Natural human behaviour, resulting from the decoy effect, is often exploited in pricing decisions and also deciding the volumes of the product to be introduced in the market. Companies introduce a third variant of a product which acts as a decoy to increase affinity of consumers towards the product which the company actually wants to sell. Also as a result, companies are also successful to push customers, who usually tend to buy the cheapest product, towards a more expensive product.
The Psychology behind Decoy Effect and how Marketing Managers use it to their benefit
Let’s try to understand it by a simple example where, say, you would like to buy a new MP3 player.
First and foremost, we identify the core proposition in the product. Say in case of MP3 players it may be: the storage capacity and the price – and then play around these two core offerings.

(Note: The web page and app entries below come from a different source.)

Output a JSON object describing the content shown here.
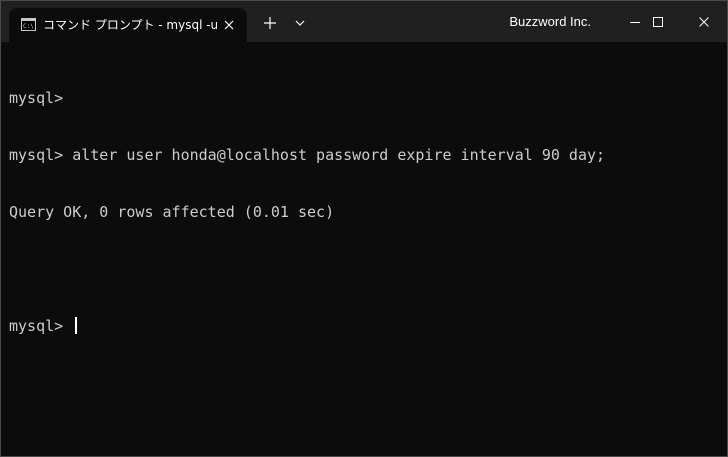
{
  "window": {
    "tab_title": "コマンド プロンプト - mysql  -u roo",
    "brand": "Buzzword Inc.",
    "tab_icon": "terminal-icon",
    "close_icon": "close-icon",
    "new_tab_icon": "plus-icon",
    "dropdown_icon": "chevron-down-icon"
  },
  "terminal": {
    "lines": [
      "mysql>",
      "mysql> alter user honda@localhost password expire interval 90 day;",
      "Query OK, 0 rows affected (0.01 sec)",
      "",
      "mysql> "
    ]
  },
  "colors": {
    "titlebar": "#202020",
    "background": "#0c0c0c",
    "text": "#cccccc"
  }
}
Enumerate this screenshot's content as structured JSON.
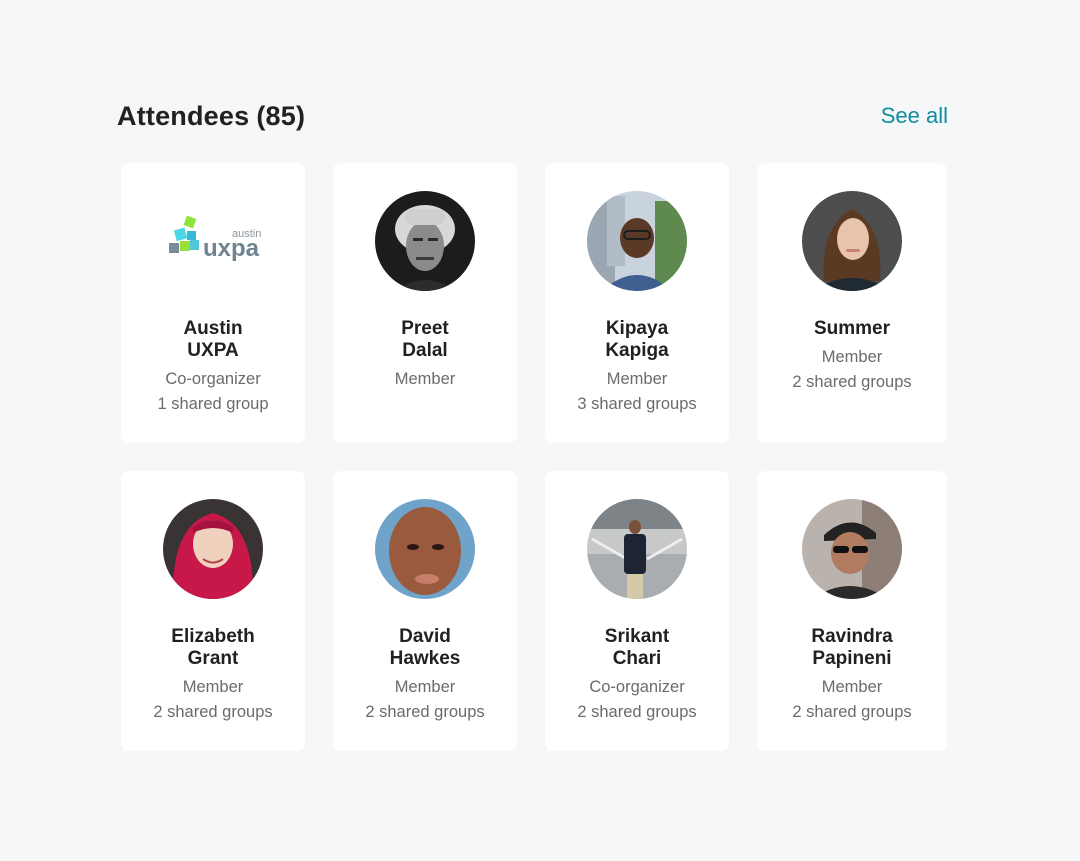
{
  "header": {
    "title": "Attendees",
    "count": "(85)",
    "see_all": "See all"
  },
  "attendees": [
    {
      "first": "Austin",
      "last": "UXPA",
      "role": "Co-organizer",
      "shared": "1 shared group",
      "logo_small": "austin",
      "logo_big": "uxpa"
    },
    {
      "first": "Preet",
      "last": "Dalal",
      "role": "Member",
      "shared": ""
    },
    {
      "first": "Kipaya",
      "last": "Kapiga",
      "role": "Member",
      "shared": "3 shared groups"
    },
    {
      "first": "Summer",
      "last": "",
      "role": "Member",
      "shared": "2 shared groups"
    },
    {
      "first": "Elizabeth",
      "last": "Grant",
      "role": "Member",
      "shared": "2 shared groups"
    },
    {
      "first": "David",
      "last": "Hawkes",
      "role": "Member",
      "shared": "2 shared groups"
    },
    {
      "first": "Srikant",
      "last": "Chari",
      "role": "Co-organizer",
      "shared": "2 shared groups"
    },
    {
      "first": "Ravindra",
      "last": "Papineni",
      "role": "Member",
      "shared": "2 shared groups"
    }
  ],
  "colors": {
    "accent": "#0f8ea0",
    "background": "#f6f7f8",
    "card": "#ffffff",
    "text_primary": "#212121",
    "text_secondary": "#6b6b6b"
  }
}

In the image below we have a proposition for two players. When put forward with the below choices, some consumers will prefer A for its greater storage capacity, while others will prefer B for its lower price.
Now let’s add a new MP3 player to our product proposition. MP3 Player C is more expensive than both A and B and has more storage than B but less than A.

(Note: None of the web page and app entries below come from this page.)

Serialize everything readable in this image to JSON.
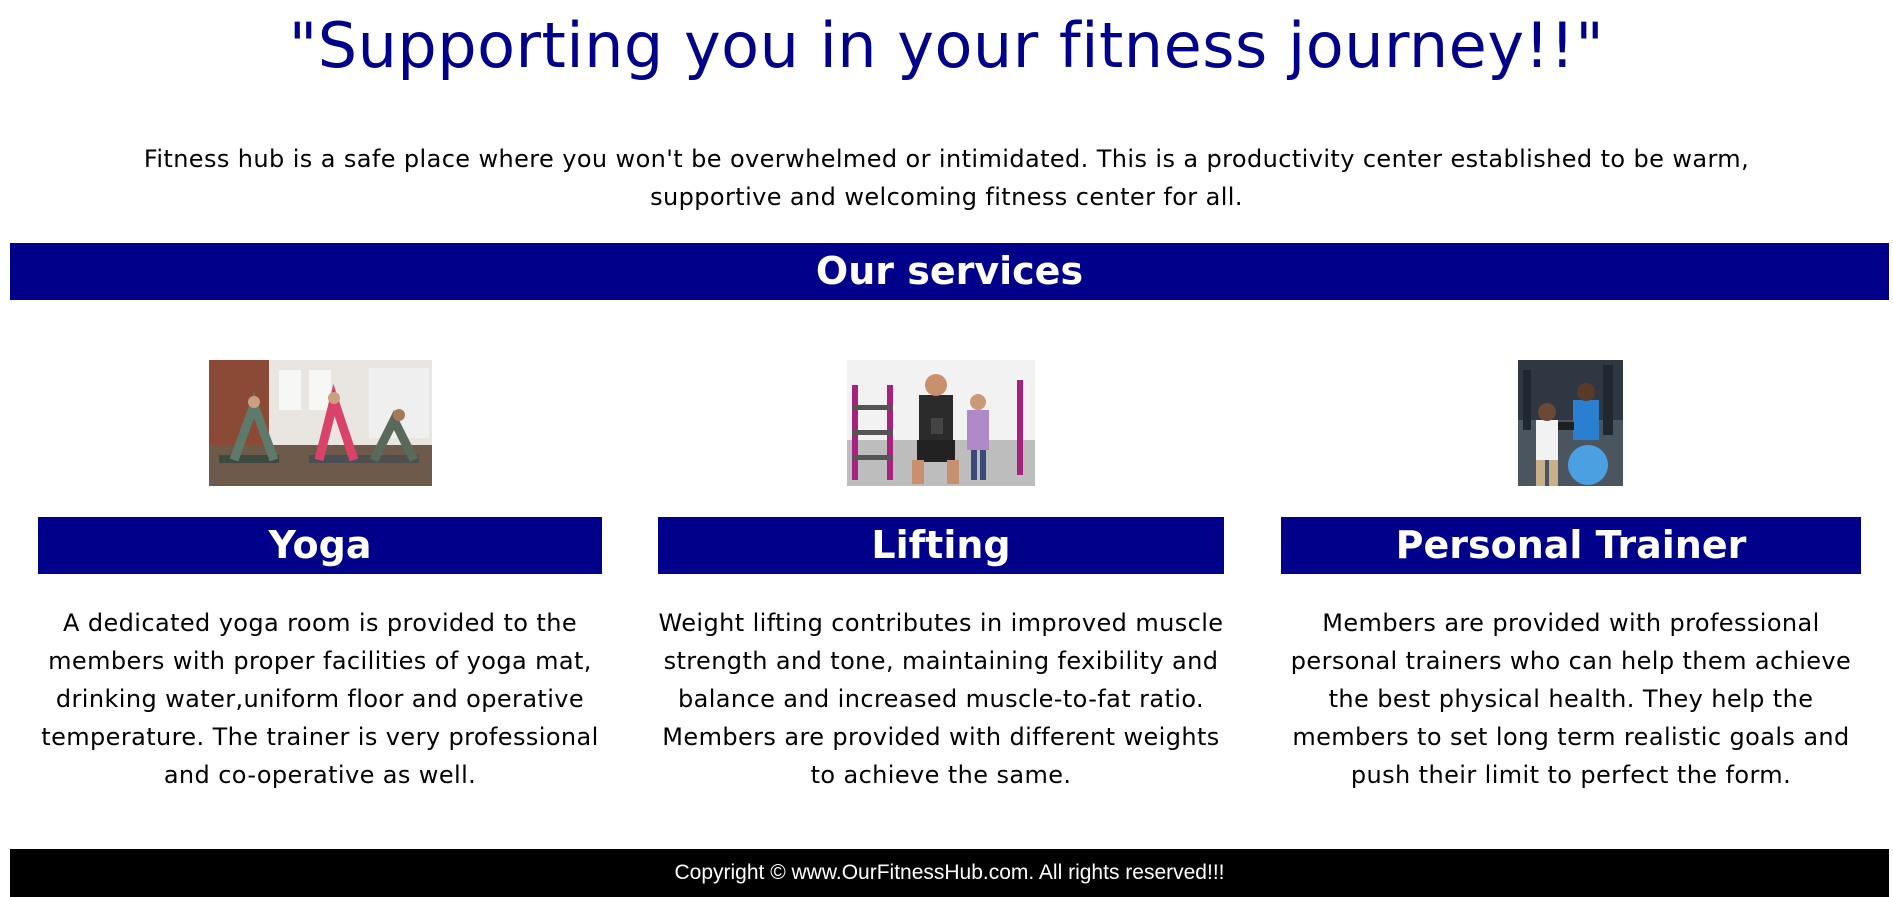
{
  "hero": {
    "title": "\"Supporting you in your fitness journey!!\"",
    "intro": "Fitness hub is a safe place where you won't be overwhelmed or intimidated. This is a productivity center established to be warm, supportive and welcoming fitness center for all."
  },
  "services": {
    "heading": "Our services",
    "items": [
      {
        "title": "Yoga",
        "description": "A dedicated yoga room is provided to the members with proper facilities of yoga mat, drinking water,uniform floor and operative temperature. The trainer is very professional and co-operative as well."
      },
      {
        "title": "Lifting",
        "description": "Weight lifting contributes in improved muscle strength and tone, maintaining fexibility and balance and increased muscle-to-fat ratio. Members are provided with different weights to achieve the same."
      },
      {
        "title": "Personal Trainer",
        "description": "Members are provided with professional personal trainers who can help them achieve the best physical health. They help the members to set long term realistic goals and push their limit to perfect the form."
      }
    ]
  },
  "footer": {
    "copyright": "Copyright © www.OurFitnessHub.com. All rights reserved!!!"
  },
  "colors": {
    "accent": "#00008b",
    "footer_bg": "#000000",
    "text": "#000000"
  }
}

The addition of another product i.e. MP3 Player C – which buyers probably avoid (they can pay less for a model with more storage) – causes MP3 Player A, the dominating option, to be chosen more often than when we only had two choices. Because A is better than C in both respects, while B is only partially better than C, more consumers will prefer A now than before. MP3 Player C is the decoy product that will increase sales of A.

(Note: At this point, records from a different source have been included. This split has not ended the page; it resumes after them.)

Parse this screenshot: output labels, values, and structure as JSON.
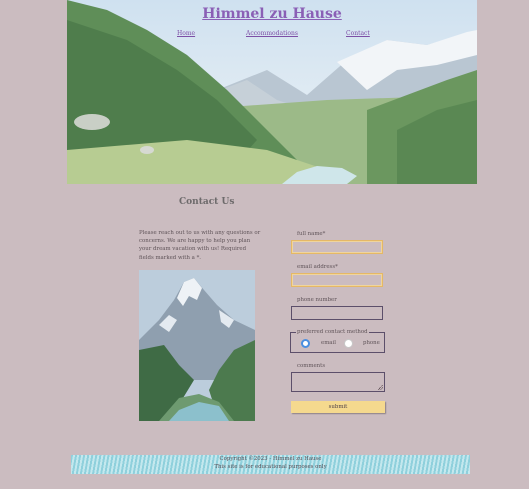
{
  "site": {
    "title": "Himmel zu Hause"
  },
  "nav": {
    "items": [
      "Home",
      "Accommodations",
      "Contact"
    ]
  },
  "contact": {
    "heading": "Contact Us",
    "intro": "Please reach out to us with any questions or concerns. We are happy to help you plan your dream vacation with us! Required fields marked with a *."
  },
  "form": {
    "full_name_label": "full name*",
    "email_label": "email address*",
    "phone_label": "phone number",
    "pref_legend": "preferred contact method",
    "pref_options": [
      "email",
      "phone"
    ],
    "pref_selected": "email",
    "comments_label": "comments",
    "submit_label": "submit"
  },
  "footer": {
    "copyright": "Copyright ©2023 - Himmel zu Hause",
    "note": "This site is for educational purposes only"
  },
  "colors": {
    "page_bg": "#cbbcc0",
    "link": "#7d4fa6",
    "submit_bg": "#f5d98e",
    "focus_border": "#e5b866",
    "radio_selected": "#4a8fe0"
  }
}
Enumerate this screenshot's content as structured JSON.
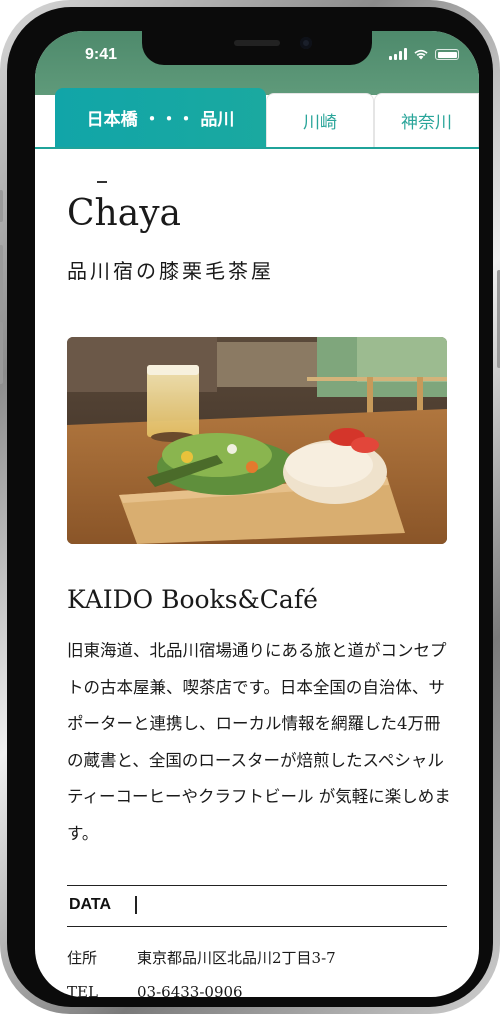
{
  "status_bar": {
    "time": "9:41"
  },
  "tabs": [
    {
      "label": "日本橋 ・・・ 品川",
      "active": true
    },
    {
      "label": "川崎",
      "active": false
    },
    {
      "label": "神奈川",
      "active": false
    }
  ],
  "article": {
    "title": "Chaya",
    "subtitle": "品川宿の膝栗毛茶屋",
    "shop_name": "KAIDO Books&Café",
    "description": "旧東海道、北品川宿場通りにある旅と道がコンセプトの古本屋兼、喫茶店です。日本全国の自治体、サポーターと連携し、ローカル情報を網羅した4万冊の蔵書と、全国のロースターが焙煎したスペシャルティーコーヒーやクラフトビール が気軽に楽しめます。"
  },
  "data_section": {
    "heading": "DATA",
    "rows": [
      {
        "label": "住所",
        "value": "東京都品川区北品川2丁目3-7"
      },
      {
        "label": "TEL",
        "value": "03-6433-0906"
      }
    ]
  },
  "colors": {
    "accent": "#1aa9a0",
    "statusbar": "#5a9575"
  }
}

Now the point is that the company’s focus model is MP3 Player A and not C. The volumes of C in production will be low and will be positioned as a premium or flagship model whereas MP3 player A will be their hero or best-seller model.